And, no, C++ is not fully backwards compatible with C. When C++ branched of with OOP, C kept moving forward. I could give an example if you like.

--Garfield

klausi
12-30-2001, 11:00 AM
printf() is much better because you have to think more when you use it. You must always know what data type you have. This can prevent errors. You can also do something like this with printf():


char c='a';
printf("%d",c);

the output is the ASCII-code for 'a'. You cannot do it with cout.

klausi

Fordy
12-30-2001, 11:17 AM
printf() is much better because you have to think more when you use it. You must always know what data type you have. This can prevent errors. You can also do something like this with printf():

code:--------------------------------------------------------------------------------
char c='a';
printf("%d",c);
--------------------------------------------------------------------------------

the output is the ASCII-code for 'a'. You cannot do it with cout.

You can explicitely cast the char to a double like so;

cout << (double)c << endl;

As far as I know that's what printf is doing anyway

klausi
12-30-2001, 11:29 AM
But cout << isnīt compatible to C !

You can use your C++ compiler to program C-compatible code.
But if you only know senseless functions like cout << thatīs very difficult!

klausi

Fordy
12-30-2001, 11:34 AM
>>But cout << isnīt compatible to C !


Hmm....I cant remember saying it was :confused:

doubleanti
12-30-2001, 02:24 PM
>sprintf just copies on string over another...

it does formatted output to a string... i would say that is faster considering that outputting to the console is a slow job [because of the hardware updates]... whereas if it's just formatted output in memory, it's quick as can be... so i'd say that maybe sprintf is faster than printf... [don't confuse sprintf with being just a wrapper over printf because of the name... redirecting output has variations on speed depending on the media output...]

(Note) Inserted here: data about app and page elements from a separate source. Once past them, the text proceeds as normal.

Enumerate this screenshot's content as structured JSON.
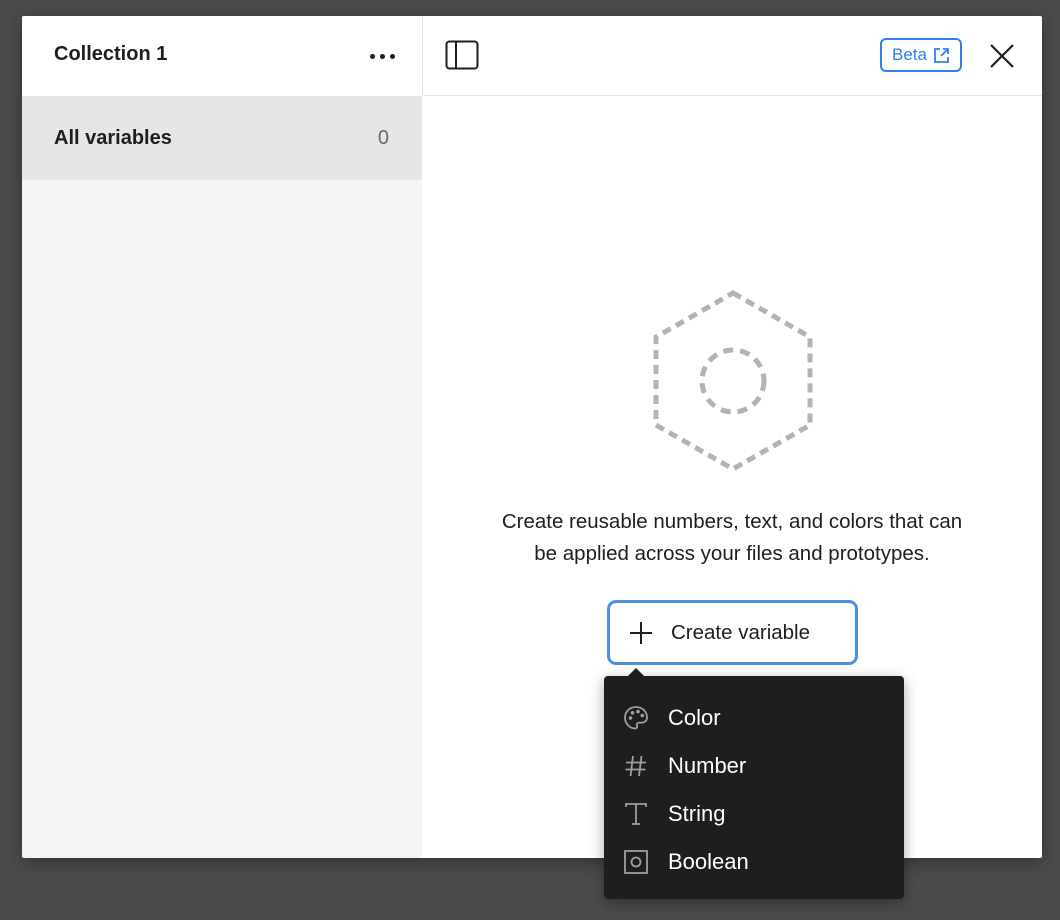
{
  "sidebar": {
    "collection_title": "Collection 1",
    "items": [
      {
        "label": "All variables",
        "count": "0"
      }
    ]
  },
  "header": {
    "beta_label": "Beta"
  },
  "empty_state": {
    "message_line1": "Create reusable numbers, text, and colors that can",
    "message_line2": "be applied across your files and prototypes.",
    "create_button_label": "Create variable"
  },
  "dropdown": {
    "items": [
      {
        "label": "Color",
        "icon": "palette-icon"
      },
      {
        "label": "Number",
        "icon": "hash-icon"
      },
      {
        "label": "String",
        "icon": "text-icon"
      },
      {
        "label": "Boolean",
        "icon": "boolean-icon"
      }
    ]
  },
  "colors": {
    "accent": "#2f80ed",
    "sidebar_bg": "#f4f4f4",
    "selected_bg": "#e6e6e6",
    "menu_bg": "#1e1e1e"
  }
}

DarkDragon
12-30-2001, 03:34 PM
According to my compiler and profiler, cout is on average 5.75 milliseconds faster than printf. So much for that argument...

Garfield
12-30-2001, 05:14 PM
That's becuase printf is formatted printing. Note the formatting aspect. Time. Just means that you would have to do the formatting somewhere else in you C++ code.

--Garfield

doubleanti
12-31-2001, 12:53 AM
yes, i would hate having to DIY formatted output [redirection as well, thank the lord for vsprintf...]...

Justin W
01-01-2002, 04:03 PM
According to my compiler and profiler, cout is on average 5.75 milliseconds faster than printf. So much for that argument...

Hmm, printf() benches faster than cout on mine. (mingw32) I think the moral to this story is, that nobody really cares what you use as long as you are comfortable using it.

ygfperson
01-17-2002, 12:31 AM
i prefer cout for its simplicity, but its only there when im in c++.

master5001
01-22-2002, 04:48 AM
cout has quite a bit of overhead that printf doesn't have. And needless to say cout adds quite a bit of size to a file. I actually tend to use both a lot. I go with printf. In terms of ease I'd say that it is an undoubted tie. When it comes to speed, like I said cout has quite a bit of overhead. I found myself using sprintf more than both since I program windows most of the time.

dirkduck
01-23-2002, 12:05 AM
cout, was raised with it ;).

Credo
02-06-2002, 10:42 PM
I don't really have a favorite...they both get the job done. Unless your going to print and entire novel to the screen, speeds not much of an issue. If I had to choose one over the other I'd go with cout because its a little easier to use.